= WORK TASK =
Return every record verbatim, omitting all pictures.

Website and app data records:
━━━━━━━━━━━━━━━━━━━━━━━━━━━━━━
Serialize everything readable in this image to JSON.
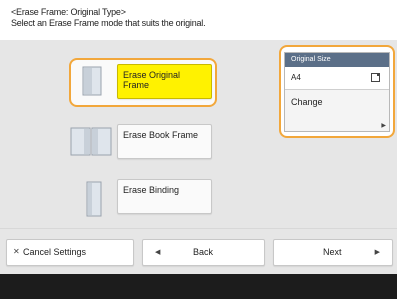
{
  "header": {
    "line1": "<Erase Frame: Original Type>",
    "line2": "Select an Erase Frame mode that suits the original."
  },
  "modes": [
    {
      "label": "Erase Original Frame",
      "icon": "single-document-icon",
      "selected": true
    },
    {
      "label": "Erase Book Frame",
      "icon": "open-book-icon",
      "selected": false
    },
    {
      "label": "Erase Binding",
      "icon": "binding-document-icon",
      "selected": false
    }
  ],
  "original_size": {
    "title": "Original Size",
    "value": "A4",
    "icon": "page-orientation-icon",
    "change_label": "Change",
    "arrow_icon": "triangle-right-icon"
  },
  "footer": {
    "cancel_label": "Cancel Settings",
    "back_label": "Back",
    "next_label": "Next"
  },
  "colors": {
    "selected": "#fff200",
    "focus_ring": "#f2a73b",
    "panel": "#e6e6e6",
    "title_bar": "#5b6f88"
  }
}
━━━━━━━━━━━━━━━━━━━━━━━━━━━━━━
= ANSWER SPACE =
Serialize everything readable in this image to JSON.
{
  "header": {
    "line1": "<Erase Frame: Original Type>",
    "line2": "Select an Erase Frame mode that suits the original."
  },
  "modes": [
    {
      "label": "Erase Original Frame",
      "icon": "single-document-icon",
      "selected": true
    },
    {
      "label": "Erase Book Frame",
      "icon": "open-book-icon",
      "selected": false
    },
    {
      "label": "Erase Binding",
      "icon": "binding-document-icon",
      "selected": false
    }
  ],
  "original_size": {
    "title": "Original Size",
    "value": "A4",
    "icon": "page-orientation-icon",
    "change_label": "Change",
    "arrow_icon": "triangle-right-icon"
  },
  "footer": {
    "cancel_label": "Cancel Settings",
    "back_label": "Back",
    "next_label": "Next"
  },
  "colors": {
    "selected": "#fff200",
    "focus_ring": "#f2a73b",
    "panel": "#e6e6e6",
    "title_bar": "#5b6f88"
  }
}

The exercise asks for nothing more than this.